> What the task requires
Pictures are to be omitted, and every entry below is to be restated exactly.

===== Data for the task =====

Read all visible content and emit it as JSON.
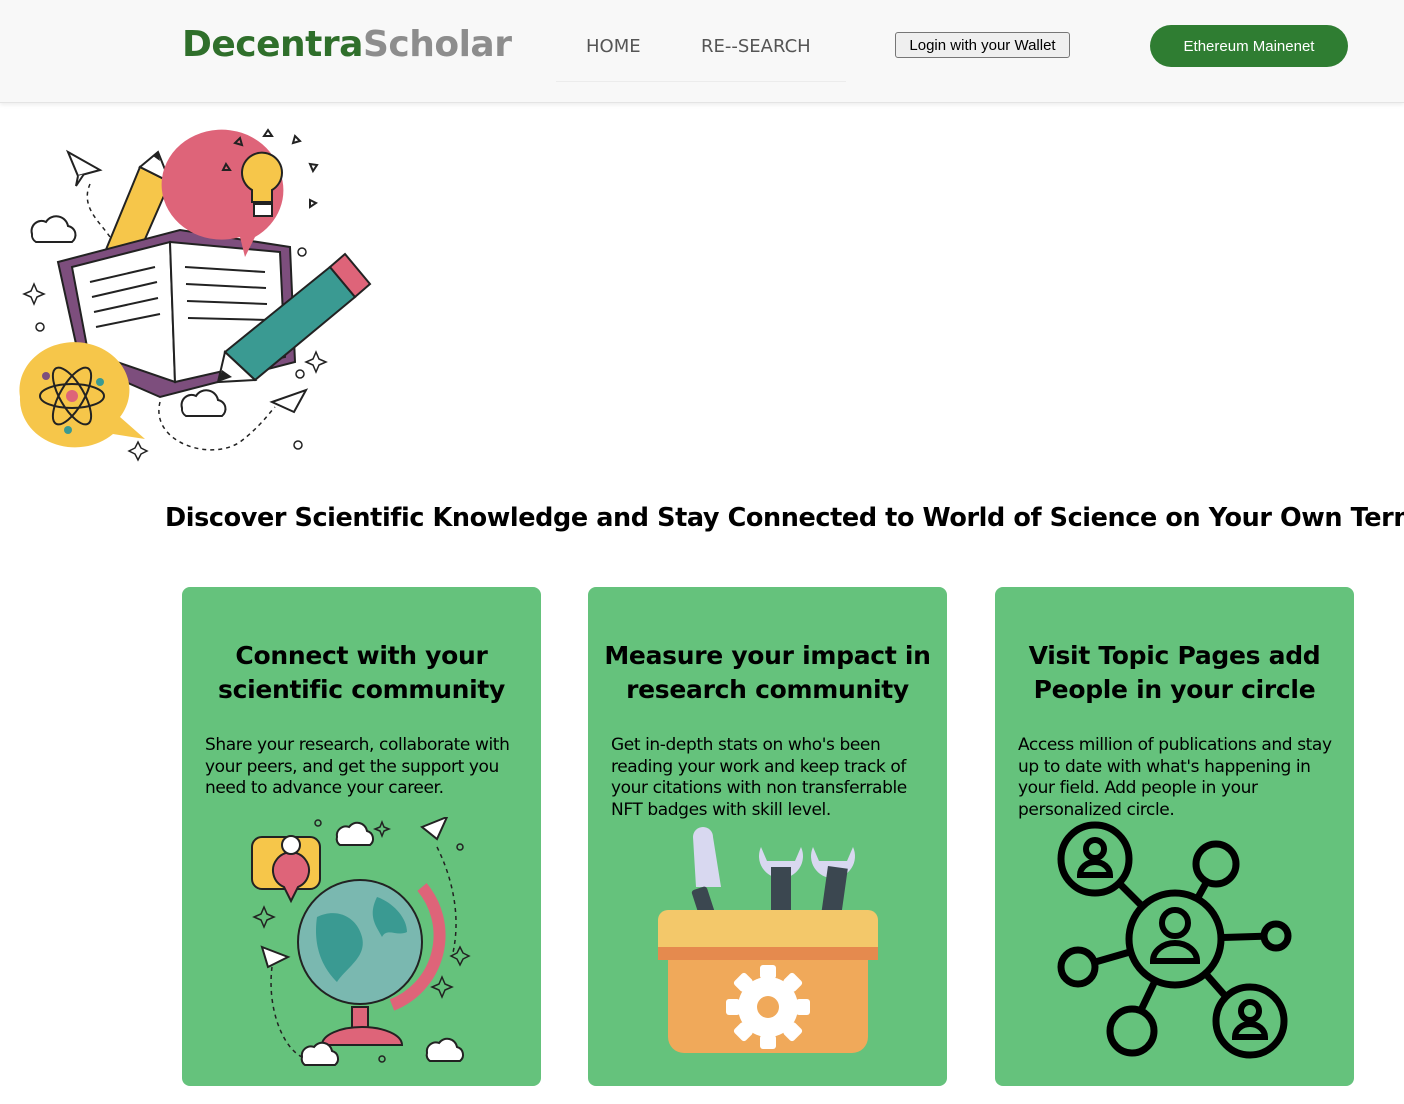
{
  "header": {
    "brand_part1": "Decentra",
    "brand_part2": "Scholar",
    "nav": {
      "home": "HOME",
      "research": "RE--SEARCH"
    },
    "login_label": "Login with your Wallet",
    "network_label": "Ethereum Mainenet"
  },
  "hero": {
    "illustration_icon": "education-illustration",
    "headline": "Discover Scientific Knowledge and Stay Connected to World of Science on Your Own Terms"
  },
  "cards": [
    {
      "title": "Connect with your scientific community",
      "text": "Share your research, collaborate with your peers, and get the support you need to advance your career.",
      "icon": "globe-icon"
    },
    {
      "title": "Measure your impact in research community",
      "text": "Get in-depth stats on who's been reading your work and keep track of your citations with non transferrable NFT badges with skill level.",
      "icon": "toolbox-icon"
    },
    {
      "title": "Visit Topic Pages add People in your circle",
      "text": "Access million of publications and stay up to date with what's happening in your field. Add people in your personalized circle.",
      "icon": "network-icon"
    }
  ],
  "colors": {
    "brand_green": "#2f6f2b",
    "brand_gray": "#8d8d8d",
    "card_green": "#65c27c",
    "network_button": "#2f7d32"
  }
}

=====

> Task output
Read all visible content and emit it as JSON.
{
  "header": {
    "brand_part1": "Decentra",
    "brand_part2": "Scholar",
    "nav": {
      "home": "HOME",
      "research": "RE--SEARCH"
    },
    "login_label": "Login with your Wallet",
    "network_label": "Ethereum Mainenet"
  },
  "hero": {
    "illustration_icon": "education-illustration",
    "headline": "Discover Scientific Knowledge and Stay Connected to World of Science on Your Own Terms"
  },
  "cards": [
    {
      "title": "Connect with your scientific community",
      "text": "Share your research, collaborate with your peers, and get the support you need to advance your career.",
      "icon": "globe-icon"
    },
    {
      "title": "Measure your impact in research community",
      "text": "Get in-depth stats on who's been reading your work and keep track of your citations with non transferrable NFT badges with skill level.",
      "icon": "toolbox-icon"
    },
    {
      "title": "Visit Topic Pages add People in your circle",
      "text": "Access million of publications and stay up to date with what's happening in your field. Add people in your personalized circle.",
      "icon": "network-icon"
    }
  ],
  "colors": {
    "brand_green": "#2f6f2b",
    "brand_gray": "#8d8d8d",
    "card_green": "#65c27c",
    "network_button": "#2f7d32"
  }
}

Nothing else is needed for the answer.